What is “Sensitive Information”?
This second part part of a multi-part series on creating an information management plan for business clients.
Basically, any information that your client would not want posted on the bulletin board is potentially sensitive information. Many clients will say that they to not have that much sensitive data on their systems. This may be true, but there are some questions we have to ask them.
– Do you process any “keyed” credit card transactions or take any credit card information over the telephone? If so, is the credit card information ever written on a piece of paper? What happens to that paper after the transaction is processed? (The PCD DSS requires that the paper be shredded immediately in a crosscut shredder) What controls (written policies, supervision, etc,) are in place to ensure that this happens?
– Is any credit card information kept on file, either on paper or in an electronic form? The PCI DSS requires that access to such records be controlled. The PCI DSS also clearly states that the 3-digit security code on the back of the card MUST NOT be recorded or stored – it should not be written down in a paper file or stored electronically, even in an encrypted form.
– Do you process payroll or keep any employee files (practically every employer does maintain employee information, even if they contract payroll to a third-party)?
– Do you maintain customer or client lists that you do not share with all everyone in the business and/or the public?
– Do you maintain financial records for clients or business partners?
– Do you maintain client or patient records that you are required by law to protect (examples would be PIPDEDA in Canada, HIPAA for health information in the US, GLBA for financial records in the US – every country has laws requiring protection for certain types of records. You need to research laws in your country)?
– Do you maintain records about ongoing projects, bids, company process, or other information that you have developed, “company secrets”, ways that you do things, etc. that you would not want to be made public?
– Do you have internal or external correspondences or documents (emails, internal memos, etc.) that you would not want to share with everyone in your organization?
Most businesses clients will answer “yes” to one or more of these questions. If there are no controls in place to protect sensitive data, it should be assumed that ANYONE who wants to could access that data. All businesses have SOME controls in place – our job is the determine what controls ARE in place and what controls SHOULD be in place, based on the answers to the questions above.
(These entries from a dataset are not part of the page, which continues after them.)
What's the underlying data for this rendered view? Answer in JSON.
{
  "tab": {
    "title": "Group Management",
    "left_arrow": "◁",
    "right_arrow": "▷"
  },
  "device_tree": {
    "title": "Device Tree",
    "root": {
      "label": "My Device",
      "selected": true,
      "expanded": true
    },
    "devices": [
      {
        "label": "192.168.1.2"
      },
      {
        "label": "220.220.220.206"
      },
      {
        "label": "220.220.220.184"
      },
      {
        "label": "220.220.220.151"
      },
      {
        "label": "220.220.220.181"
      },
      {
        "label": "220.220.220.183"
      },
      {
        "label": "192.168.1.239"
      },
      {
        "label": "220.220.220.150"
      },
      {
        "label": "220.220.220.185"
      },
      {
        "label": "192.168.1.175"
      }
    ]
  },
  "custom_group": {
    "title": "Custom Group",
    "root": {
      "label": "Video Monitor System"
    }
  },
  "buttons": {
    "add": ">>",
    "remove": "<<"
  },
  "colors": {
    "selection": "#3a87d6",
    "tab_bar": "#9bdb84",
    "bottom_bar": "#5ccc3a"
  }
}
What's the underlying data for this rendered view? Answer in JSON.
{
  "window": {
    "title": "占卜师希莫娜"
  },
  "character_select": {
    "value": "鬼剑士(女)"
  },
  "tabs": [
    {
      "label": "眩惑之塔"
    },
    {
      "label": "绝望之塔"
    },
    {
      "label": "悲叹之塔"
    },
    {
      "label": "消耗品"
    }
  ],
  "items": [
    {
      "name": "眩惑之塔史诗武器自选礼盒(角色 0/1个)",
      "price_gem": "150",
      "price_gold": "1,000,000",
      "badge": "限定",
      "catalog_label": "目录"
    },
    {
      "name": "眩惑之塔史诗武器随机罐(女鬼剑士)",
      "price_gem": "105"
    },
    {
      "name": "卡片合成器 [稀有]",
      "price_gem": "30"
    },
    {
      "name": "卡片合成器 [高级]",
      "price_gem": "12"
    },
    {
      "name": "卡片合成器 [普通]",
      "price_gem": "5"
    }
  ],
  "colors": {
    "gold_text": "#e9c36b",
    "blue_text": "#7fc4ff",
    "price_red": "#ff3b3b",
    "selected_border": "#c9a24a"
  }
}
Next: Data Classification
Dennis H in West Virginia, US
November 26, 2009